In Boulder, the university is conducting its crackdown in a state where the majority of citizens voted to legalize medical marijuana and now, according to polls, a near majority support legalizing pot for everyone. Shocking as it is, such defiance of the public will is now the norm in Colorado. Here, state Attorney General John Suthers has backed federal raids on medical marijuana facilities despite the state's vote on the matter and despite his incessant paeans to "states' rights." Meanwhile, the Denver police force has openly defied voter mandates to make pot arrests the lowest priority.
The same goes for New York -- in a state where polls show strong support for some form of marijuana legalization, the Guardian reports that police officers are nonetheless ignoring orders from superiors to reduce arrests of those possessing small amounts of marijuana.
At the federal level, this hostility to public opinion is most overt.

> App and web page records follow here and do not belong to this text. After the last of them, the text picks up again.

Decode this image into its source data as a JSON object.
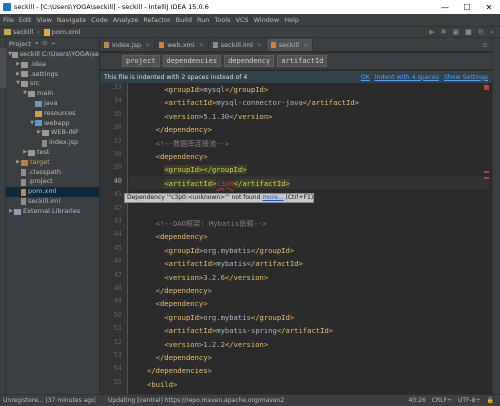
{
  "window": {
    "title": "seckill - [C:\\Users\\YOGA\\seckill] - seckill - IntelliJ IDEA 15.0.6",
    "min": "—",
    "max": "☐",
    "close": "✕"
  },
  "menu": [
    "File",
    "Edit",
    "View",
    "Navigate",
    "Code",
    "Analyze",
    "Refactor",
    "Build",
    "Run",
    "Tools",
    "VCS",
    "Window",
    "Help"
  ],
  "breadcrumbs": [
    "seckill",
    "pom.xml"
  ],
  "project": {
    "header": "Project",
    "tree": [
      {
        "label": "seckill  C:\\Users\\YOGA\\se",
        "icon": "folder",
        "depth": 0,
        "arrow": "▼"
      },
      {
        "label": ".idea",
        "icon": "folder",
        "depth": 1,
        "arrow": "▶"
      },
      {
        "label": ".settings",
        "icon": "folder",
        "depth": 1,
        "arrow": "▶"
      },
      {
        "label": "src",
        "icon": "folder",
        "depth": 1,
        "arrow": "▼"
      },
      {
        "label": "main",
        "icon": "folder",
        "depth": 2,
        "arrow": "▼"
      },
      {
        "label": "java",
        "icon": "src",
        "depth": 3,
        "arrow": ""
      },
      {
        "label": "resources",
        "icon": "res",
        "depth": 3,
        "arrow": ""
      },
      {
        "label": "webapp",
        "icon": "web",
        "depth": 3,
        "arrow": "▼"
      },
      {
        "label": "WEB-INF",
        "icon": "folder",
        "depth": 4,
        "arrow": "▶"
      },
      {
        "label": "index.jsp",
        "icon": "file",
        "depth": 4,
        "arrow": ""
      },
      {
        "label": "test",
        "icon": "folder",
        "depth": 2,
        "arrow": "▶"
      },
      {
        "label": "target",
        "icon": "target",
        "depth": 1,
        "arrow": "▶"
      },
      {
        "label": ".classpath",
        "icon": "file",
        "depth": 1,
        "arrow": ""
      },
      {
        "label": ".project",
        "icon": "file",
        "depth": 1,
        "arrow": ""
      },
      {
        "label": "pom.xml",
        "icon": "xml",
        "depth": 1,
        "arrow": ""
      },
      {
        "label": "seckill.iml",
        "icon": "file",
        "depth": 1,
        "arrow": ""
      },
      {
        "label": "External Libraries",
        "icon": "lib",
        "depth": 0,
        "arrow": "▶"
      }
    ]
  },
  "tabs": [
    "index.jsp",
    "web.xml",
    "seckill.iml",
    "seckill"
  ],
  "xml_breadcrumbs": [
    "project",
    "dependencies",
    "dependency",
    "artifactId"
  ],
  "banner": {
    "text": "This file is indented with 2 spaces instead of 4",
    "links": [
      "OK",
      "Indent with 4 spaces",
      "Show Settings"
    ]
  },
  "tooltip": {
    "text": "Dependency '\"c3p0:<unknown>\"' not found ",
    "more": "more...",
    "shortcut": " (Ctrl+F1)"
  },
  "line_numbers": [
    "33",
    "34",
    "35",
    "36",
    "37",
    "38",
    "39",
    "40",
    "41",
    "42",
    "43",
    "44",
    "45",
    "46",
    "47",
    "48",
    "49",
    "50",
    "51",
    "52",
    "53",
    "54",
    "55"
  ],
  "code": [
    {
      "i": "    ",
      "o": "<groupId>",
      "t": "mysql",
      "c": "</groupId>"
    },
    {
      "i": "    ",
      "o": "<artifactId>",
      "t": "mysql-connector-java",
      "c": "</artifactId>"
    },
    {
      "i": "    ",
      "o": "<version>",
      "t": "5.1.30",
      "c": "</version>"
    },
    {
      "i": "  ",
      "o": "</dependency>",
      "t": "",
      "c": ""
    },
    {
      "i": "  ",
      "cm": "<!--数据库连接池-->"
    },
    {
      "i": "  ",
      "o": "<dependency>",
      "t": "",
      "c": ""
    },
    {
      "i": "    ",
      "o": "<groupId>",
      "t": "",
      "c": "</groupId>",
      "hl": true
    },
    {
      "i": "    ",
      "o": "<artifactId>",
      "err": "c3p0",
      "c": "</artifactId>",
      "hl": true
    },
    {
      "i": "",
      "o": "",
      "t": "",
      "c": ""
    },
    {
      "i": "",
      "o": "",
      "t": "",
      "c": ""
    },
    {
      "i": "  ",
      "cm": "<!--DAO框架: Mybatis依赖-->"
    },
    {
      "i": "  ",
      "o": "<dependency>",
      "t": "",
      "c": ""
    },
    {
      "i": "    ",
      "o": "<groupId>",
      "t": "org.mybatis",
      "c": "</groupId>"
    },
    {
      "i": "    ",
      "o": "<artifactId>",
      "t": "mybatis",
      "c": "</artifactId>"
    },
    {
      "i": "    ",
      "o": "<version>",
      "t": "3.2.6",
      "c": "</version>"
    },
    {
      "i": "  ",
      "o": "</dependency>",
      "t": "",
      "c": ""
    },
    {
      "i": "  ",
      "o": "<dependency>",
      "t": "",
      "c": ""
    },
    {
      "i": "    ",
      "o": "<groupId>",
      "t": "org.mybatis",
      "c": "</groupId>"
    },
    {
      "i": "    ",
      "o": "<artifactId>",
      "t": "mybatis-spring",
      "c": "</artifactId>"
    },
    {
      "i": "    ",
      "o": "<version>",
      "t": "1.2.2",
      "c": "</version>"
    },
    {
      "i": "  ",
      "o": "</dependency>",
      "t": "",
      "c": ""
    },
    {
      "i": "",
      "o": "</dependencies>",
      "t": "",
      "c": ""
    },
    {
      "i": "",
      "o": "<build>",
      "t": "",
      "c": ""
    }
  ],
  "status": {
    "left": "Unregistere... (37 minutes ago)",
    "progress": "Updating [central] https://repo.maven.apache.org/maven2",
    "position": "40:26",
    "line_sep": "CRLF÷",
    "encoding": "UTF-8÷"
  }
}
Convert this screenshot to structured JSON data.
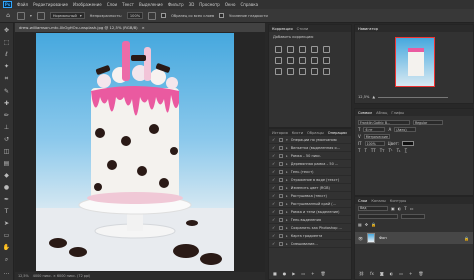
{
  "app": {
    "logo": "Ps"
  },
  "menu": [
    "Файл",
    "Редактирование",
    "Изображение",
    "Слои",
    "Текст",
    "Выделение",
    "Фильтр",
    "3D",
    "Просмотр",
    "Окно",
    "Справка"
  ],
  "options": {
    "mode_value": "Нормальный",
    "opacity_label": "Непрозрачность:",
    "opacity_value": "100%",
    "sample_label": "Образец со всех слоев",
    "protect_label": "Усиление гладкости"
  },
  "document": {
    "tab_title": "drew-williamson-mtc-0kOgHOx-unsplash.jpg @ 12,5% (RGB/8)",
    "close_glyph": "×",
    "status": "12,5%",
    "status_dims": "4000 пикс. × 6000 пикс. (72 ppi)"
  },
  "panels": {
    "correction": {
      "tabs": [
        "Коррекция",
        "Стили"
      ],
      "subtitle": "Добавить коррекцию"
    },
    "navigator": {
      "tabs": [
        "Навигатор"
      ],
      "zoom": "12,5%"
    },
    "properties": {
      "tabs": [
        "Символ",
        "Абзац",
        "Глифы"
      ],
      "font_family": "Franklin Gothic B…",
      "font_style": "Regular",
      "size": "6 пт",
      "leading": "(Авто)",
      "tracking": "Метрические",
      "scale": "100%",
      "color_label": "Цвет:"
    },
    "actions": {
      "tabs": [
        "История",
        "Кисти",
        "Образцы",
        "Операции"
      ],
      "rows": [
        {
          "name": "Операции по умолчанию",
          "selected": false
        },
        {
          "name": "Виньетка (выделенная о...",
          "selected": false
        },
        {
          "name": "Рамка – 50 пикс.",
          "selected": false
        },
        {
          "name": "Деревянная рамка – 50 ...",
          "selected": false
        },
        {
          "name": "Тень (текст)",
          "selected": false
        },
        {
          "name": "Отражение в воде (текст)",
          "selected": false
        },
        {
          "name": "Изменить цвет (RGB)",
          "selected": false
        },
        {
          "name": "Растушевка (текст)",
          "selected": false
        },
        {
          "name": "Растушеванный край (...",
          "selected": false
        },
        {
          "name": "Рамка и тени (выделение)",
          "selected": false
        },
        {
          "name": "Тень выделения",
          "selected": false
        },
        {
          "name": "Сохранить как Photoshop ...",
          "selected": false
        },
        {
          "name": "Карта градиента",
          "selected": false
        },
        {
          "name": "Смешивание...",
          "selected": false
        }
      ]
    },
    "layers": {
      "tabs": [
        "Слои",
        "Каналы",
        "Контуры"
      ],
      "search_placeholder": "Вид",
      "layer_name": "Фон"
    }
  }
}
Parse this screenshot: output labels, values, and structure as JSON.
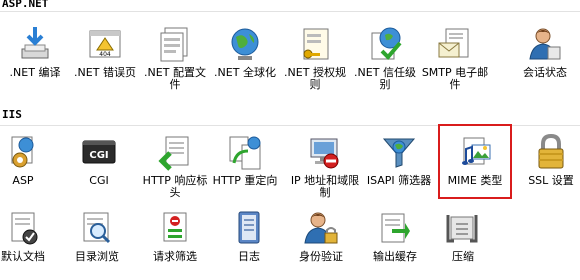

The Obama administration has ignored the president's campaign pledges and initiated a new round of marijuana raids at the very moment Gallup finds that a majority of Americans support the effort to fully legalize pot. Additionally, at the same time the administration is decrying budget deficits, the White House is pushing for a big increase in drug war funding, specifically preserving funding formulas that send far more money to the war's militaristic endeavors (interdiction, law enforcement activities, etc.) than to more humane harm-reduction and treatment programs.
Put it all together and we see that the ascendant concept of an "era of persistent conflict" (read: permanent war) is not limited to our foreign occupations. Right here at home, governments at every level are waging a never-ending war without regard for -- and often in brazen defiance of -- what their constituents want.
Sure, pretending that only harms those directly ensnared in the combat may be vaguely comforting -- but as last week proved, that's a fantasy in the age of finite resources.